▶ [TASK INSTRUCTIONS] Note each line of the listing that contains the string "displayed", and copy it.

##########

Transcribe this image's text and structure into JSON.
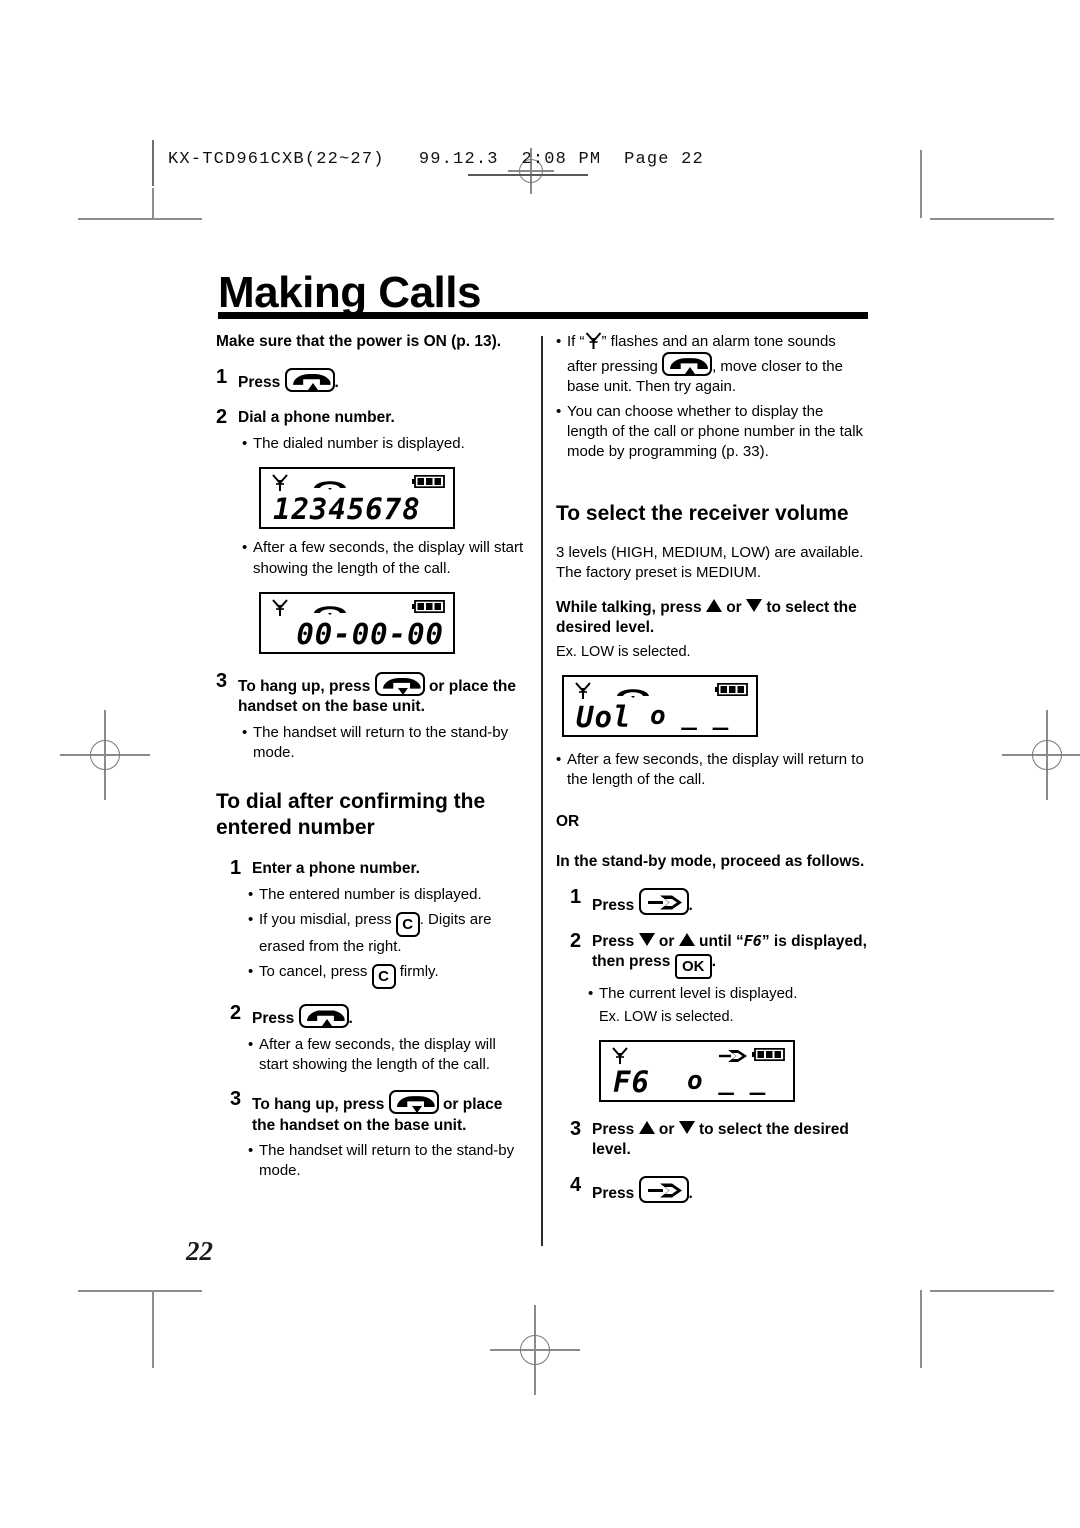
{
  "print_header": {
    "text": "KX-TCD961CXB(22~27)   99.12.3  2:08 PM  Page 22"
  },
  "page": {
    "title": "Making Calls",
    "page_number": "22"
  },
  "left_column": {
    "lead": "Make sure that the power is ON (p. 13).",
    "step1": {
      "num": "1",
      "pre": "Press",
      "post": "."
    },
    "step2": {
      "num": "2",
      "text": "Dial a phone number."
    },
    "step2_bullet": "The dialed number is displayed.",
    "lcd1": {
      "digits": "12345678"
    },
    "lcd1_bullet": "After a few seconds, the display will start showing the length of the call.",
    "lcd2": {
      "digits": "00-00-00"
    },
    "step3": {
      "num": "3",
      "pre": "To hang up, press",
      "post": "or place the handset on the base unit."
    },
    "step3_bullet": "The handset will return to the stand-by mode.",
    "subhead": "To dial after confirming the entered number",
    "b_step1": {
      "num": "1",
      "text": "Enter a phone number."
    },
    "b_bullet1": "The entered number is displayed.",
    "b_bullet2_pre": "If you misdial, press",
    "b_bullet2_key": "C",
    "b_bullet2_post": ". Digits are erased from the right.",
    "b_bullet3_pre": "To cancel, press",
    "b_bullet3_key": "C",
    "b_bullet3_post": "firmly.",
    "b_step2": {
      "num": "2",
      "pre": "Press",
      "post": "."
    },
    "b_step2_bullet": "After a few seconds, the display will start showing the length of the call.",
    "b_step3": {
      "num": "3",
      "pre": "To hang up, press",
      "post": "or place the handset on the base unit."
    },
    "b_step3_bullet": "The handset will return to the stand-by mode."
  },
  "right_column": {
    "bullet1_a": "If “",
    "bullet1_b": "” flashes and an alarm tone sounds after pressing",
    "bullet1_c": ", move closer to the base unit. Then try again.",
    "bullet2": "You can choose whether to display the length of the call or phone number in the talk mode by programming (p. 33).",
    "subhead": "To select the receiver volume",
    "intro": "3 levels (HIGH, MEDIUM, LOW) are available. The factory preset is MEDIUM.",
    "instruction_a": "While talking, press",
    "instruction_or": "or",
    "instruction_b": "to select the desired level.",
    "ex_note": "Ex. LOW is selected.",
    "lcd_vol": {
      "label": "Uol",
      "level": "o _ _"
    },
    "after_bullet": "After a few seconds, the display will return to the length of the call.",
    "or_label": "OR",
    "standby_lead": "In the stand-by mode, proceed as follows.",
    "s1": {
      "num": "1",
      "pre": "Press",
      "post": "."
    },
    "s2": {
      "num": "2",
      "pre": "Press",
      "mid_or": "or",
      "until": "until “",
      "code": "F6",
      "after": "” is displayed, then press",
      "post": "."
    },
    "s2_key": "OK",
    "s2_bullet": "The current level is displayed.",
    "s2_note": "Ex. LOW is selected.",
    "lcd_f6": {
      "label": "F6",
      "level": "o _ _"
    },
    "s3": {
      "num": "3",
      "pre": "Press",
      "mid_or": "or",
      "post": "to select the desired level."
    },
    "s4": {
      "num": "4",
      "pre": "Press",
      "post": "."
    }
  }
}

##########

▶ [FINAL ANSWER]
    "step2_bullet": "The dialed number is displayed.",
    "b_bullet1": "The entered number is displayed.",
      "after": "” is displayed, then press",
    "s2_bullet": "The current level is displayed.",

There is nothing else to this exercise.